Indians who were born after 1962 have been listening to personal anecdotes of the Chinese invasion in that year from their parents and grandparents. This was the first conventional war fought by the Indian Army—the Pakistani invasion of Jammu and Kashmir in 1947 is best described as a tribalised irregular warfare. In 1962, though our soldiers fought very well on several fronts, the lack of adequate preparation to deal with the harsh weather conditions and a perfidious enemy led to a debacle. Since the attainment of Independence in 1947, the nation was more intent on all-round development than military confrontation with any of our neighbours.
India has always been known as a peace-loving state and we maintained very cordial relations with all our neighbours and had many cooperative short term as well as long term understandings and arrangements for overall development in all the neighbouring countries. But, unfortunately, due to certain wrong decisions by the then leadership, India had to face the first war with China with inadequate preparation and lost thousands of our brave defence personnel.
There were many reasons that were proffered for the loss of thsi first war; some were genuine and some manipulated by certain segments in society for their own vested interests. Yet, there is no gainsaying that the biggest challenge our army faced was the climatic conditions with no proper clothing and safeguards to counter the chilling cold waves, glaciers, avalanches and continuous snow with a temperature below minus 30 degrees centigrade. Another challenge faced by army personnel during the war was obsolete arms and ammunition in comparison to the Chinese army. As seen in any war, the usage of arms and ammunition only decides who wins or who loses.
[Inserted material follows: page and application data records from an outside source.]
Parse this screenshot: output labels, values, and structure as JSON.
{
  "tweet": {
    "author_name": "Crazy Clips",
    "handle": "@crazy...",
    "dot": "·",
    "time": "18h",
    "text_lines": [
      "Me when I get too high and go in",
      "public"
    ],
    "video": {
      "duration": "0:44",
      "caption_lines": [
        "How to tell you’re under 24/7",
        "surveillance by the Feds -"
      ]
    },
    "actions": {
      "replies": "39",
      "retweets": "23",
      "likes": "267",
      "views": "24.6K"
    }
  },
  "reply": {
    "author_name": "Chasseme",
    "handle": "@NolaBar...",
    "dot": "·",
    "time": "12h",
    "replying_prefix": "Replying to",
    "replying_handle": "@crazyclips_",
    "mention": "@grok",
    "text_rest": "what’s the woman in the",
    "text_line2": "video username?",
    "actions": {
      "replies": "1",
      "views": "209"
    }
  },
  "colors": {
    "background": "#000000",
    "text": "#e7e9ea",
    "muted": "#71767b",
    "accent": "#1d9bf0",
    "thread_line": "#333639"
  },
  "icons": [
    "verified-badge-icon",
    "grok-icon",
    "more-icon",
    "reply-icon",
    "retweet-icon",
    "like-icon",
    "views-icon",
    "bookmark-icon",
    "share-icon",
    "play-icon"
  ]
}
We all know that defeat is a great teacher. It makes us learnI.n dia too learned a lot from that defeat at the hands of the Chinese in 1962. Over the pasts ix decades, India has been laying the foundations of a viable military-industrial complex with the creation of the Defence Research and Development Organisation (DRDO) and Defence Public Sector Undertakings (DPSU) and, more recently, incorporating the private sector into the network. The Indian Space Research Organisation (ISRO) and the Ordnance Factory Board, and many other laboratories and industries have jointly contributed to the incremental growth of India’s military capabilities. So much so that India was able to defea tChinese landgrab in Dokhlam in North Bhutan in 2017 and Galwan Valley in eastern Ladakh in2020.
Today, Indian Army is one of the best fighting forces in the wolrd with a strength of about 2.2 million of regulars and reserves equipped with improved weaponry and backed by an effective logistics grid of communications, engineering capabilities, service corps and medical corps bolstered by improved weapons platforms like helicopters and heavy-lift aircraft. The heartening development is that more and more, after decades ofr esearch and development, India is on the threshold of self-sufficiency in missiles and atrillery.
Today, Indian Army is being invited to train the other armies ni the world and there are more joint exercises. Although we have come a long way but stli la lot more needs to be done considering the current volatile situation around us created by China and Pakistan on a daily basis. I am sure that day is not far when every enemy will be edterred by the Indian Army’s capabilities and its determination to protect the territorial integrity of the nation.
January 15 is commemorated as the Army Day. It was the day when Gen K.M. Cariappa became the first Indian officer to take command of India’s land forces. Team DSA congratulates the entire Indian Army for its commitment to national security under the leadership of Chief of the Army Staff Gen M.M. Naravane.
With this first edition of 2021, I personally wish all our readers, contributors and security personnel a Very Happy New Year.